How hard the crops were hit also depends on the variety. Fragile, early flowering types, like Centennial, were “devastated” by the drought, says Hornung, but hardier breeds like Cascade fared much better. The result is that many hops brewers may be forced to shift what varieties they use to brew their beer. With craft brewing surging, current supply simply can’t meet the demand—and that’s a trend that extends well beyond the American west. Germany also had a modestly low harvest this year, so brewers might have a tough time picking up extra hops elsewhere.
So what does this year’s harvest mean for the average beer drinker? You probably won’t see higher prices at your local pub or liquor store in the upcoming year. Watson points out that “even the most aggressively hopped beers only use five or so pounds per barrel. That’s a couple of cents per pint.” Plus, hops yards and even some brewers keep some supply on hand from past harvests, and brewers often contract prices for hops two to three years out. But anyone buying on the open, or spot, market may pay dearly for hops this fall.

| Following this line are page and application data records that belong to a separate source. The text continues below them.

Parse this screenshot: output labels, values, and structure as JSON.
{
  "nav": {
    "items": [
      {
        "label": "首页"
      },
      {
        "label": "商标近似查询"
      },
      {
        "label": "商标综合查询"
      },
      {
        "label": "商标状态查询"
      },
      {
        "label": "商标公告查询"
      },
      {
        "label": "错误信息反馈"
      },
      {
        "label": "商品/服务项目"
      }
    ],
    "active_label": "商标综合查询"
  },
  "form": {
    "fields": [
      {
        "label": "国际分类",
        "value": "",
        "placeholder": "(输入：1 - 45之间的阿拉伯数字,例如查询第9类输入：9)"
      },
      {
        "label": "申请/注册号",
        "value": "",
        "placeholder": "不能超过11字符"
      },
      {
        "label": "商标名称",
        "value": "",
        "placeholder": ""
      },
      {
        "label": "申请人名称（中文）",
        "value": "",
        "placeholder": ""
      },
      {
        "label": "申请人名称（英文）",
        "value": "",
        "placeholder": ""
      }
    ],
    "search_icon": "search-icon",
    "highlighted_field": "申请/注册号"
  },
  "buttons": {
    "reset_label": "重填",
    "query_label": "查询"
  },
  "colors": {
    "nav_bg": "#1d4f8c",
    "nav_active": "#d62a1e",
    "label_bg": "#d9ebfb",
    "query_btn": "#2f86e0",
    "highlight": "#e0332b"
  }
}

Long-term, the future of hops is wide open, but it comes with a cost. In a recent blog post, Watson wrote that projections indicate that craft brew growth will require an extra 12,000 acres of hop production by 2020. In the Pacific Northwest, “Those acres exist,” says Hornung, but not as open land. “Farmers would be converting corn or beans or orchards to hop production.” And that will only happen if prices rise high enough to support the substantial investment needed to convert acreage.
It’s possible that other regions, like Michigan, with some 800 total acres of hops production, could grow as well, says Watson. But because hops growing is capital-intensive, neither Michigan nor Colorado, with some 100 to 150 acres under production now, has the infrastructure in place—at least not yet. “It’ll be years down the road,” Watson says.
The immediate concern with brewers nationwide is this continuing weather pattern. The 2015–16 El Niño is expected to be one of the strongest ever on record, and typically makes for warm, dry winters in the Pacific Northwest. National Weather Service projections call for a 60 percent chance of higher winter temperatures for central Washington, and up to a 40 percent chance of lower precipitation there and in the Cascades, whose snowpack supplies much of the Yakima Valley’s water. If snowfall is poor and the area endures another hot, dry summer, then it’s anyone’s guess what will happen with hops—and our beloved beers—in the coming years.